EXTRACTED INFORMATION:
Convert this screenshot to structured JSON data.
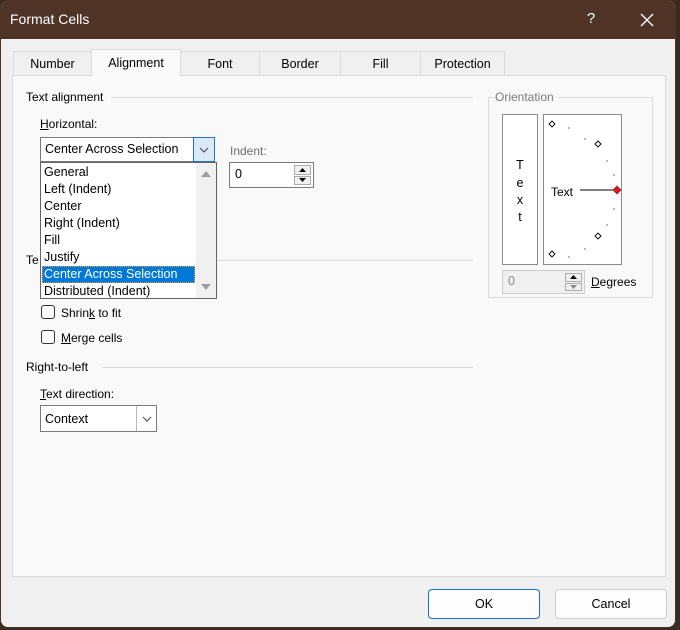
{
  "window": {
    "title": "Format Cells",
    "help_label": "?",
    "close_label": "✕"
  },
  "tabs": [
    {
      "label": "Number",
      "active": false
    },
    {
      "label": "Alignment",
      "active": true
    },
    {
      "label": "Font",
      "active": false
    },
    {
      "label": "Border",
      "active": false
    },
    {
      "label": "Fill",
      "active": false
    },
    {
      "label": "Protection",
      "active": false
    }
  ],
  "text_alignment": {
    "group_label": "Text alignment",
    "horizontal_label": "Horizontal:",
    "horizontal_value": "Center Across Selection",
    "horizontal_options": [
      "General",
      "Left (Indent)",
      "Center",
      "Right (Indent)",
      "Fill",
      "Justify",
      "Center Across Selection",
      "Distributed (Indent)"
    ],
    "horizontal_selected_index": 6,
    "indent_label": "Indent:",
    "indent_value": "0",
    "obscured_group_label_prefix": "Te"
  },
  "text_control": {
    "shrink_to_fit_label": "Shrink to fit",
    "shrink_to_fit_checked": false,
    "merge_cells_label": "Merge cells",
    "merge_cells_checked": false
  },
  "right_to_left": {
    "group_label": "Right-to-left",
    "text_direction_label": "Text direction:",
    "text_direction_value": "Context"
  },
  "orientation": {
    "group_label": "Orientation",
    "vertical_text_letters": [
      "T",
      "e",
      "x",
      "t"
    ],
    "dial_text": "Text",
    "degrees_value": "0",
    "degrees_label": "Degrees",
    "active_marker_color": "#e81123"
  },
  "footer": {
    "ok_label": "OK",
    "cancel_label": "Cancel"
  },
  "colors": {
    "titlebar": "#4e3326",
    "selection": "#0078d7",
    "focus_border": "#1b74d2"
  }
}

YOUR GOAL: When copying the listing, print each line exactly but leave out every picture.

RESULT:
Convert this screenshot to structured JSON data.
{
  "window": {
    "title": "Format Cells",
    "help_label": "?",
    "close_label": "✕"
  },
  "tabs": [
    {
      "label": "Number",
      "active": false
    },
    {
      "label": "Alignment",
      "active": true
    },
    {
      "label": "Font",
      "active": false
    },
    {
      "label": "Border",
      "active": false
    },
    {
      "label": "Fill",
      "active": false
    },
    {
      "label": "Protection",
      "active": false
    }
  ],
  "text_alignment": {
    "group_label": "Text alignment",
    "horizontal_label": "Horizontal:",
    "horizontal_value": "Center Across Selection",
    "horizontal_options": [
      "General",
      "Left (Indent)",
      "Center",
      "Right (Indent)",
      "Fill",
      "Justify",
      "Center Across Selection",
      "Distributed (Indent)"
    ],
    "horizontal_selected_index": 6,
    "indent_label": "Indent:",
    "indent_value": "0",
    "obscured_group_label_prefix": "Te"
  },
  "text_control": {
    "shrink_to_fit_label": "Shrink to fit",
    "shrink_to_fit_checked": false,
    "merge_cells_label": "Merge cells",
    "merge_cells_checked": false
  },
  "right_to_left": {
    "group_label": "Right-to-left",
    "text_direction_label": "Text direction:",
    "text_direction_value": "Context"
  },
  "orientation": {
    "group_label": "Orientation",
    "vertical_text_letters": [
      "T",
      "e",
      "x",
      "t"
    ],
    "dial_text": "Text",
    "degrees_value": "0",
    "degrees_label": "Degrees",
    "active_marker_color": "#e81123"
  },
  "footer": {
    "ok_label": "OK",
    "cancel_label": "Cancel"
  },
  "colors": {
    "titlebar": "#4e3326",
    "selection": "#0078d7",
    "focus_border": "#1b74d2"
  }
}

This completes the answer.